Task item: Output the data once more, exactly as given.

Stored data
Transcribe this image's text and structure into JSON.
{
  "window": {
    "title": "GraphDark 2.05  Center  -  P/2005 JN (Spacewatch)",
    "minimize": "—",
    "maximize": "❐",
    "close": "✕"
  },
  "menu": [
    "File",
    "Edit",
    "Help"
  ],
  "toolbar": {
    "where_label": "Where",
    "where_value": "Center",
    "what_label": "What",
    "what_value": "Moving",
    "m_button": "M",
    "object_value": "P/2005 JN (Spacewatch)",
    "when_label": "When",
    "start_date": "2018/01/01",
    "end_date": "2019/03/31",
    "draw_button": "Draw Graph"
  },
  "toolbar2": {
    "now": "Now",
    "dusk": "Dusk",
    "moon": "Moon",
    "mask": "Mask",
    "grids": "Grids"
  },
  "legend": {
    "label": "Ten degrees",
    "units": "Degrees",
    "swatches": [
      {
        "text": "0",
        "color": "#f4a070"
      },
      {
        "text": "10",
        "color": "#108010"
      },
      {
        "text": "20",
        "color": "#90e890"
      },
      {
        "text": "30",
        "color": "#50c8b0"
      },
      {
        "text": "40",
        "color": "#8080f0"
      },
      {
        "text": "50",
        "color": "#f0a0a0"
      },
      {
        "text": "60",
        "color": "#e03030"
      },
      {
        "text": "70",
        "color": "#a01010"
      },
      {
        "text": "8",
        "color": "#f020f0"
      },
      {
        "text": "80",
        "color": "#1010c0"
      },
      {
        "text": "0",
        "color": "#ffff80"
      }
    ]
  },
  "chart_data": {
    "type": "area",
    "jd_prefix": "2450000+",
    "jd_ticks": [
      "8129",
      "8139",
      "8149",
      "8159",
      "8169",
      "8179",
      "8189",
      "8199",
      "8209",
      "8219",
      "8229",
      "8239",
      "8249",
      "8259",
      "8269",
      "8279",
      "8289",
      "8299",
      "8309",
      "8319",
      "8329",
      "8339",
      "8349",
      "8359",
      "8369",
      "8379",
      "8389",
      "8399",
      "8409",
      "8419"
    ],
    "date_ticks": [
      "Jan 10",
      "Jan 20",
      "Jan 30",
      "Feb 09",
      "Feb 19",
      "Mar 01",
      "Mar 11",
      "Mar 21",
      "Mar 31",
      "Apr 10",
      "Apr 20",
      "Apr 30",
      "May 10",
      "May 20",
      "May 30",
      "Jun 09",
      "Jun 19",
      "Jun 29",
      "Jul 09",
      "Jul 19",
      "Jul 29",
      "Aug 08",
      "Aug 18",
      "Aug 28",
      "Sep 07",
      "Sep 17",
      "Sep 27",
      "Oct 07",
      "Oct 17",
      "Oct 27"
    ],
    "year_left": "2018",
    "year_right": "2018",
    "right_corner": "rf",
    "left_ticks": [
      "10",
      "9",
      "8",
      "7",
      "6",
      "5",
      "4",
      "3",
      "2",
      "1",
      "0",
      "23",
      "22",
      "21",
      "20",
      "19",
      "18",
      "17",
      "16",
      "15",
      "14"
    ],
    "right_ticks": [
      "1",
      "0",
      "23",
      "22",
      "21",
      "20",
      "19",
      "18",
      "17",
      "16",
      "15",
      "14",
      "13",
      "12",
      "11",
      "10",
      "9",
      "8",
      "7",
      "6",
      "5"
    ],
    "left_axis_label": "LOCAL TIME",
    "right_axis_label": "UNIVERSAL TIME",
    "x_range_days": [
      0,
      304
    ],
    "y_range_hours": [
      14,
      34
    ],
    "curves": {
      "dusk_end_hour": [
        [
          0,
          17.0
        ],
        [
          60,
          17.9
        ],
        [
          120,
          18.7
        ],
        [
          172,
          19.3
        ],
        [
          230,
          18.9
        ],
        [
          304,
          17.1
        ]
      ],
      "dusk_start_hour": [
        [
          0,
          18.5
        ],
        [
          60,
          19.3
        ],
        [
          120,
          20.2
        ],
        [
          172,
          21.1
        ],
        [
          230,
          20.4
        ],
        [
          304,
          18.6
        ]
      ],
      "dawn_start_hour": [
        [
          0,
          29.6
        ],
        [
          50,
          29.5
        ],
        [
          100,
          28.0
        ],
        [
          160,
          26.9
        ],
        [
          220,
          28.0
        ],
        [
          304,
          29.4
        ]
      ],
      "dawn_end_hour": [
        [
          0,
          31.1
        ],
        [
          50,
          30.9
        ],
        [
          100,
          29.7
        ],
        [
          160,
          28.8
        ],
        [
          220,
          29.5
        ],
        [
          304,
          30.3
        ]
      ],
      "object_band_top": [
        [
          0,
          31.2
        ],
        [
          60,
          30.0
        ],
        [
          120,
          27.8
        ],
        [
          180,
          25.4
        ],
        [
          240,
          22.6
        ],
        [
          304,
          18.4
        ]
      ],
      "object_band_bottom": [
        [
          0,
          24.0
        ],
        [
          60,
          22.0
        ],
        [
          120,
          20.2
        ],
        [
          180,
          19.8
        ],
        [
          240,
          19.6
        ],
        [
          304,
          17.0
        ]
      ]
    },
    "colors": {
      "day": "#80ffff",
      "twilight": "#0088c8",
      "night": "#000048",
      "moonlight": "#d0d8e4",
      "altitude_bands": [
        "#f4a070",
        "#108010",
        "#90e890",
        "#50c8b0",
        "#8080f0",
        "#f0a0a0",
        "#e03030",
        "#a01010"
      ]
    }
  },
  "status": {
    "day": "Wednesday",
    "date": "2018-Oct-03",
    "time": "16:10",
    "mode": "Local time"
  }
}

Response area:
Transcribe this image's text and structure into JSON.
{
  "window": {
    "title": "GraphDark 2.05  Center  -  P/2005 JN (Spacewatch)",
    "minimize": "—",
    "maximize": "❐",
    "close": "✕"
  },
  "menu": [
    "File",
    "Edit",
    "Help"
  ],
  "toolbar": {
    "where_label": "Where",
    "where_value": "Center",
    "what_label": "What",
    "what_value": "Moving",
    "m_button": "M",
    "object_value": "P/2005 JN (Spacewatch)",
    "when_label": "When",
    "start_date": "2018/01/01",
    "end_date": "2019/03/31",
    "draw_button": "Draw Graph"
  },
  "toolbar2": {
    "now": "Now",
    "dusk": "Dusk",
    "moon": "Moon",
    "mask": "Mask",
    "grids": "Grids"
  },
  "legend": {
    "label": "Ten degrees",
    "units": "Degrees",
    "swatches": [
      {
        "text": "0",
        "color": "#f4a070"
      },
      {
        "text": "10",
        "color": "#108010"
      },
      {
        "text": "20",
        "color": "#90e890"
      },
      {
        "text": "30",
        "color": "#50c8b0"
      },
      {
        "text": "40",
        "color": "#8080f0"
      },
      {
        "text": "50",
        "color": "#f0a0a0"
      },
      {
        "text": "60",
        "color": "#e03030"
      },
      {
        "text": "70",
        "color": "#a01010"
      },
      {
        "text": "8",
        "color": "#f020f0"
      },
      {
        "text": "80",
        "color": "#1010c0"
      },
      {
        "text": "0",
        "color": "#ffff80"
      }
    ]
  },
  "chart_data": {
    "type": "area",
    "jd_prefix": "2450000+",
    "jd_ticks": [
      "8129",
      "8139",
      "8149",
      "8159",
      "8169",
      "8179",
      "8189",
      "8199",
      "8209",
      "8219",
      "8229",
      "8239",
      "8249",
      "8259",
      "8269",
      "8279",
      "8289",
      "8299",
      "8309",
      "8319",
      "8329",
      "8339",
      "8349",
      "8359",
      "8369",
      "8379",
      "8389",
      "8399",
      "8409",
      "8419"
    ],
    "date_ticks": [
      "Jan 10",
      "Jan 20",
      "Jan 30",
      "Feb 09",
      "Feb 19",
      "Mar 01",
      "Mar 11",
      "Mar 21",
      "Mar 31",
      "Apr 10",
      "Apr 20",
      "Apr 30",
      "May 10",
      "May 20",
      "May 30",
      "Jun 09",
      "Jun 19",
      "Jun 29",
      "Jul 09",
      "Jul 19",
      "Jul 29",
      "Aug 08",
      "Aug 18",
      "Aug 28",
      "Sep 07",
      "Sep 17",
      "Sep 27",
      "Oct 07",
      "Oct 17",
      "Oct 27"
    ],
    "year_left": "2018",
    "year_right": "2018",
    "right_corner": "rf",
    "left_ticks": [
      "10",
      "9",
      "8",
      "7",
      "6",
      "5",
      "4",
      "3",
      "2",
      "1",
      "0",
      "23",
      "22",
      "21",
      "20",
      "19",
      "18",
      "17",
      "16",
      "15",
      "14"
    ],
    "right_ticks": [
      "1",
      "0",
      "23",
      "22",
      "21",
      "20",
      "19",
      "18",
      "17",
      "16",
      "15",
      "14",
      "13",
      "12",
      "11",
      "10",
      "9",
      "8",
      "7",
      "6",
      "5"
    ],
    "left_axis_label": "LOCAL TIME",
    "right_axis_label": "UNIVERSAL TIME",
    "x_range_days": [
      0,
      304
    ],
    "y_range_hours": [
      14,
      34
    ],
    "curves": {
      "dusk_end_hour": [
        [
          0,
          17.0
        ],
        [
          60,
          17.9
        ],
        [
          120,
          18.7
        ],
        [
          172,
          19.3
        ],
        [
          230,
          18.9
        ],
        [
          304,
          17.1
        ]
      ],
      "dusk_start_hour": [
        [
          0,
          18.5
        ],
        [
          60,
          19.3
        ],
        [
          120,
          20.2
        ],
        [
          172,
          21.1
        ],
        [
          230,
          20.4
        ],
        [
          304,
          18.6
        ]
      ],
      "dawn_start_hour": [
        [
          0,
          29.6
        ],
        [
          50,
          29.5
        ],
        [
          100,
          28.0
        ],
        [
          160,
          26.9
        ],
        [
          220,
          28.0
        ],
        [
          304,
          29.4
        ]
      ],
      "dawn_end_hour": [
        [
          0,
          31.1
        ],
        [
          50,
          30.9
        ],
        [
          100,
          29.7
        ],
        [
          160,
          28.8
        ],
        [
          220,
          29.5
        ],
        [
          304,
          30.3
        ]
      ],
      "object_band_top": [
        [
          0,
          31.2
        ],
        [
          60,
          30.0
        ],
        [
          120,
          27.8
        ],
        [
          180,
          25.4
        ],
        [
          240,
          22.6
        ],
        [
          304,
          18.4
        ]
      ],
      "object_band_bottom": [
        [
          0,
          24.0
        ],
        [
          60,
          22.0
        ],
        [
          120,
          20.2
        ],
        [
          180,
          19.8
        ],
        [
          240,
          19.6
        ],
        [
          304,
          17.0
        ]
      ]
    },
    "colors": {
      "day": "#80ffff",
      "twilight": "#0088c8",
      "night": "#000048",
      "moonlight": "#d0d8e4",
      "altitude_bands": [
        "#f4a070",
        "#108010",
        "#90e890",
        "#50c8b0",
        "#8080f0",
        "#f0a0a0",
        "#e03030",
        "#a01010"
      ]
    }
  },
  "status": {
    "day": "Wednesday",
    "date": "2018-Oct-03",
    "time": "16:10",
    "mode": "Local time"
  }
}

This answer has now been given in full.